Records from a collection
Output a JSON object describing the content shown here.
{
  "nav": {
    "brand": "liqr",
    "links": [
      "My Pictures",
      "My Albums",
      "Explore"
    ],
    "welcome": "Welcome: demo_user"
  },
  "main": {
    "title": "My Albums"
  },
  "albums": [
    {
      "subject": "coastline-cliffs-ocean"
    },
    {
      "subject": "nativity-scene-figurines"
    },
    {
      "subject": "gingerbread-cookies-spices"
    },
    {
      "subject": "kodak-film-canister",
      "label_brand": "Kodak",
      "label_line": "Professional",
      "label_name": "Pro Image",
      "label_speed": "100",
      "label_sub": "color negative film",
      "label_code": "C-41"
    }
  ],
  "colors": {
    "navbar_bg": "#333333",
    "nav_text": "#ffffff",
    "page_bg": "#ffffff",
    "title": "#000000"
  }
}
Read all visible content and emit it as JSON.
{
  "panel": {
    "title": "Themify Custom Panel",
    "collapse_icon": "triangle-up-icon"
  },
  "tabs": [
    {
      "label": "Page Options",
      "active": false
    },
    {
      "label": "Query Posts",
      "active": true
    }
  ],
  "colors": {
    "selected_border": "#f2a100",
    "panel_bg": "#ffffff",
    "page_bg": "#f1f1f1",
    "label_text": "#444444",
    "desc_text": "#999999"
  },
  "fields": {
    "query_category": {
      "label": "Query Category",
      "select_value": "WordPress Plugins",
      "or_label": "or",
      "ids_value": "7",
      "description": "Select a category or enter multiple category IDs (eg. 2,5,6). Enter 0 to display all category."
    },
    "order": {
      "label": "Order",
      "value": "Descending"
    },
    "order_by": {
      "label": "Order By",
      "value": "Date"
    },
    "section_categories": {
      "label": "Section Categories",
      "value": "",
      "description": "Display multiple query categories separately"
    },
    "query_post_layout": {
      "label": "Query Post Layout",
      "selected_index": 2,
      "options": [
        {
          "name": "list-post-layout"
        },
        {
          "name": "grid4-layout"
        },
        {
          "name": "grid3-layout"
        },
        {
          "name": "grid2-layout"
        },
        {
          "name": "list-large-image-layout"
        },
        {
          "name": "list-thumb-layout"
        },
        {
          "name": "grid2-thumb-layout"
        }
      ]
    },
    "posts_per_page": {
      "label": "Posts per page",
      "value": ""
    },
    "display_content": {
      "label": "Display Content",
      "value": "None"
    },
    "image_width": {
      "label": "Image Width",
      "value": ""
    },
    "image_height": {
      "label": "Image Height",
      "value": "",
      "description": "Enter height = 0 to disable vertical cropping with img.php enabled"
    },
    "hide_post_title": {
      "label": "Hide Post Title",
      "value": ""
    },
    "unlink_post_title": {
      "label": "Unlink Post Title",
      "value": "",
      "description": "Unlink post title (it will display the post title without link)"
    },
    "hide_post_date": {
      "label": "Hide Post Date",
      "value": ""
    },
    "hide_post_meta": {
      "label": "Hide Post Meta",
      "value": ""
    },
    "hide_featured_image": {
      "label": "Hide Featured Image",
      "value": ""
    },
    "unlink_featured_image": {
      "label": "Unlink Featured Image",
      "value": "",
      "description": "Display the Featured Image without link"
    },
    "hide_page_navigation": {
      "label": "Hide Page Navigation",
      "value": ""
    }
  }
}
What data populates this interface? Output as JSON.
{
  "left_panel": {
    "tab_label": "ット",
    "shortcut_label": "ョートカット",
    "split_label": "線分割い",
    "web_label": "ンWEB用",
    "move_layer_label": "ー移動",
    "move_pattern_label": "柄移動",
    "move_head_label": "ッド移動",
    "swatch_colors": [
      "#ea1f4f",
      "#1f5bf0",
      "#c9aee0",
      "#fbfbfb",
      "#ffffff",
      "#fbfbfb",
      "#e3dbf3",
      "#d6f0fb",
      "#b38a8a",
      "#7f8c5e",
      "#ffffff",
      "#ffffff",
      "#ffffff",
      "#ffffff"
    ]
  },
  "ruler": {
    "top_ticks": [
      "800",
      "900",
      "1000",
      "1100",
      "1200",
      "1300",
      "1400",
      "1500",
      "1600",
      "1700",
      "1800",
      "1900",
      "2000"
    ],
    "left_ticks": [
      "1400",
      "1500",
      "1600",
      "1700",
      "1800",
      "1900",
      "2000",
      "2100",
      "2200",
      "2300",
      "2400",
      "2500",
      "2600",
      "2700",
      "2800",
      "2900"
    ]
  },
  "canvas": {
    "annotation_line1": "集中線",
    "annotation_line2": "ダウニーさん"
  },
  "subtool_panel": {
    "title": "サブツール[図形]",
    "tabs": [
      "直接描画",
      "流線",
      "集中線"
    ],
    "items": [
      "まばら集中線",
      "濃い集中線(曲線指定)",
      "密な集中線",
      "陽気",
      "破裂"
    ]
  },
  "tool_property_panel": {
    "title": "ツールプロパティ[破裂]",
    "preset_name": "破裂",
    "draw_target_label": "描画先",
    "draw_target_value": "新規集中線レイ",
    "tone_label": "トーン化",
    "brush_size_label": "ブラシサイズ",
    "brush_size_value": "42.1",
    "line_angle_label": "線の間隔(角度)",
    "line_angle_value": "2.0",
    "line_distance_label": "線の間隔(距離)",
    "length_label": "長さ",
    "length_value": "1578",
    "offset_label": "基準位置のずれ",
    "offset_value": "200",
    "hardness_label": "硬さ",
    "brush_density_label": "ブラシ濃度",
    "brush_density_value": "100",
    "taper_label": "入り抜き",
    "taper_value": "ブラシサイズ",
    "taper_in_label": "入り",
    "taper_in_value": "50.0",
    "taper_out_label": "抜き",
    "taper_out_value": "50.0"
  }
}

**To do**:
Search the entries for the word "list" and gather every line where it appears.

**Written solution**:
          "name": "list-post-layout"
          "name": "list-large-image-layout"
          "name": "list-thumb-layout"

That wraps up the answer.